The main aim of this study is to evaluate the impact of a potential visa waiver between the EU and the Russian Federation for the Lithuanian systems of internal, foreign affairs, customs and border control. The analysis will focus upon effects of the aforementioned visa free regime for the scope of legal and illegal migration, crime rates, the system of state border control, the organisation of police activities, the system of control of illegal migration, a financial burden for the system of asylum and general and future costs. Empirical data consists of interviews obtained at ministries of foreign affairs and the interior and the related institutions such as the Police Department, the Migration Department and the State Border Guard Service under the Ministry of the Interior, the Customs Department under the Ministry of Finance, from other officials and statistical data, official statements, and earlier studies. The study consists of five main parts: the political context for the potential visa waiver, its impact for the above-mentioned state institutions, the calculation of potential financial costs, and conclusions and recommendations. The two latter parts are to large extent future-oriented and these methodologically challenge an exact assessment of total costs of possible visa waiver. Besides, the analysis deliberately does not delve into possible benefits of EU-Russia visa freedom. The analysis unveils the negative impact of the possible visa free regime: a visa waiver would abolish the special Kaliningrad transition programme and its financing, increase general crime rates, activity of organised crime groups and potential for terrorism and human trafficking. Financial costs consisting of reduced EU financing, lost income and increased needs to strengthen public institutions would call for 16-17 million Litas in annual expenditures without additional costs and future projects worth, most likely, 40-85 million Litas.

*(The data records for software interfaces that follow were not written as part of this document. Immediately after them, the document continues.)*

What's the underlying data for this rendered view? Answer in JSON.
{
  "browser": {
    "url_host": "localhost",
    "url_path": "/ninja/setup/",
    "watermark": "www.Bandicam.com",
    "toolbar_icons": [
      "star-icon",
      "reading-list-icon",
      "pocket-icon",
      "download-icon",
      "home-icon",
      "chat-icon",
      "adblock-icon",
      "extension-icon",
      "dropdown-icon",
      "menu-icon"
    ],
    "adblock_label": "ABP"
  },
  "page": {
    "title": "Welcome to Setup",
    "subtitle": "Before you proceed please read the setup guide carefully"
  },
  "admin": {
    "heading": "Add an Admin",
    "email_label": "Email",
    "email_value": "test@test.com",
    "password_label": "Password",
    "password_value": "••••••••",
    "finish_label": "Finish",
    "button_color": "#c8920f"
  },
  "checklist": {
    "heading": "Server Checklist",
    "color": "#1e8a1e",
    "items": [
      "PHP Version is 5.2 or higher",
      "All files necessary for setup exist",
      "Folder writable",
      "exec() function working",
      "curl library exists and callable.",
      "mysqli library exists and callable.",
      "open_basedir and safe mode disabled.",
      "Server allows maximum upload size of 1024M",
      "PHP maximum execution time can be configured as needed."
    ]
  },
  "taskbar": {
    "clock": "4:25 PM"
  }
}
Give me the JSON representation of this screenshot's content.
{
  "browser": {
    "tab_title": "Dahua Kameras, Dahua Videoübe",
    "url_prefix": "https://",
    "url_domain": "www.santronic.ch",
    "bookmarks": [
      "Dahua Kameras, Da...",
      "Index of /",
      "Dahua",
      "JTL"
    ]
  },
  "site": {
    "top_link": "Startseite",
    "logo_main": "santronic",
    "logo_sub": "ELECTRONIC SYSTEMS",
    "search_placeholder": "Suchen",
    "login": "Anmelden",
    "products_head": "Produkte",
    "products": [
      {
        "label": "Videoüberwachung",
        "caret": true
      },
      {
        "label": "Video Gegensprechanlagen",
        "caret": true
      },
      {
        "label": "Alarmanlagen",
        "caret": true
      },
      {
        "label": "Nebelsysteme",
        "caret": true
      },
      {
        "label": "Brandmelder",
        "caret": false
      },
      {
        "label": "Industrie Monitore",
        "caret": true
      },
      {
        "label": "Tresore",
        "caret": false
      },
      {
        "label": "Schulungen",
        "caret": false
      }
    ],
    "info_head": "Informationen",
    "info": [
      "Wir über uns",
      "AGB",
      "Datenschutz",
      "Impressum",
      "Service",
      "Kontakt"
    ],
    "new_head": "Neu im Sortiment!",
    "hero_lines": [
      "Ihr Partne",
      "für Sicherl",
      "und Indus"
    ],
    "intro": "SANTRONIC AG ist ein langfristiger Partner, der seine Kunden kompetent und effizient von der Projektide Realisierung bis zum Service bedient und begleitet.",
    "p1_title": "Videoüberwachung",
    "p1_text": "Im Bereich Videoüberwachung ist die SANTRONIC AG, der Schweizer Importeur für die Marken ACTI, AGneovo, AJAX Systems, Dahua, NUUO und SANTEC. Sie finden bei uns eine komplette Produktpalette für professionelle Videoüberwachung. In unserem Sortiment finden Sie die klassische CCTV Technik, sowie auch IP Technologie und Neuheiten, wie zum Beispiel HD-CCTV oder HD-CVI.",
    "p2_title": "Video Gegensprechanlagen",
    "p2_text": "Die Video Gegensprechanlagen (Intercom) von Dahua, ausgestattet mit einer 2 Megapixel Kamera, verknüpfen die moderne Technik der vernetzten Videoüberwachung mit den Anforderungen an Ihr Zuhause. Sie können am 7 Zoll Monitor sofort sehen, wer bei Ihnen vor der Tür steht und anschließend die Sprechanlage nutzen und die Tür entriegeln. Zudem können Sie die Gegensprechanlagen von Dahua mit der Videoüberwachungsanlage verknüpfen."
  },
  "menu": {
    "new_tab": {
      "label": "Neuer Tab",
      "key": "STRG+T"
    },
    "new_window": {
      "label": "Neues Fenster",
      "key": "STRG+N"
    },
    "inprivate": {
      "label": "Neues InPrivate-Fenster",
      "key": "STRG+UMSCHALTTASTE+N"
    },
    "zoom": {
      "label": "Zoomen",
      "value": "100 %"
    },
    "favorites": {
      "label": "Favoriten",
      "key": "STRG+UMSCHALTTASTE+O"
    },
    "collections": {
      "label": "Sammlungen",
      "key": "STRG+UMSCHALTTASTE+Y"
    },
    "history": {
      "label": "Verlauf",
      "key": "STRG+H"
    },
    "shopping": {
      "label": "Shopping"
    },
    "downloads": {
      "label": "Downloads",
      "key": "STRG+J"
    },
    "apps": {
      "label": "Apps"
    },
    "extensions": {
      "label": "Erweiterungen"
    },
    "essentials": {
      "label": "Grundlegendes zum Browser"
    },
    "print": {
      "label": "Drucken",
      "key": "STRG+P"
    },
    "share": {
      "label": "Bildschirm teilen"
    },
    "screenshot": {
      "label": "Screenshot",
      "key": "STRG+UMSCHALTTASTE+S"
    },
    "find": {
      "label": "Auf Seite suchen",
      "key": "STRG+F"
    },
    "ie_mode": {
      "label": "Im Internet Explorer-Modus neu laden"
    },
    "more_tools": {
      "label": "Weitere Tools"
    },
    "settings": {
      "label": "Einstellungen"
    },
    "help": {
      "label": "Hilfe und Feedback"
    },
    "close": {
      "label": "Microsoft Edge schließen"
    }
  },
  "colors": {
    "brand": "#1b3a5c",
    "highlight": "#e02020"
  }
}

This article analyzes aspects of the activity of political parties as well as the lack of internal security harmony in Lithuania. The activity of Lithuanian parties is researched pursuant to the standpoint that the desire of the parties for power is greater than their readiness to organize effective political governing. With the fight for power having become an aim in itself, the parties do not pay the required attention to the prediction of the results of their political governing, promise extensive and rapid changes and begin unprepared reforms. Inadequate ambitions of political power are typical of irresponsible parties. Society fails to understand the responsibility standards of the parties, whereas broken promises of the parties are associated with lies. The article emphasizes that internal security is impossible without effective political governing. Unexpected results of the policy(s) conducted by the parties in power threaten internal security and their consequences build up social tensions. Simultaneously, the discontent of society with the present democracy grows. The de-legitimation of the political regime, dominated by the parties and party elites, does not grant internal credibility to the democratization of Lithuania. Lithuania remains a weak and internally insecure democracy.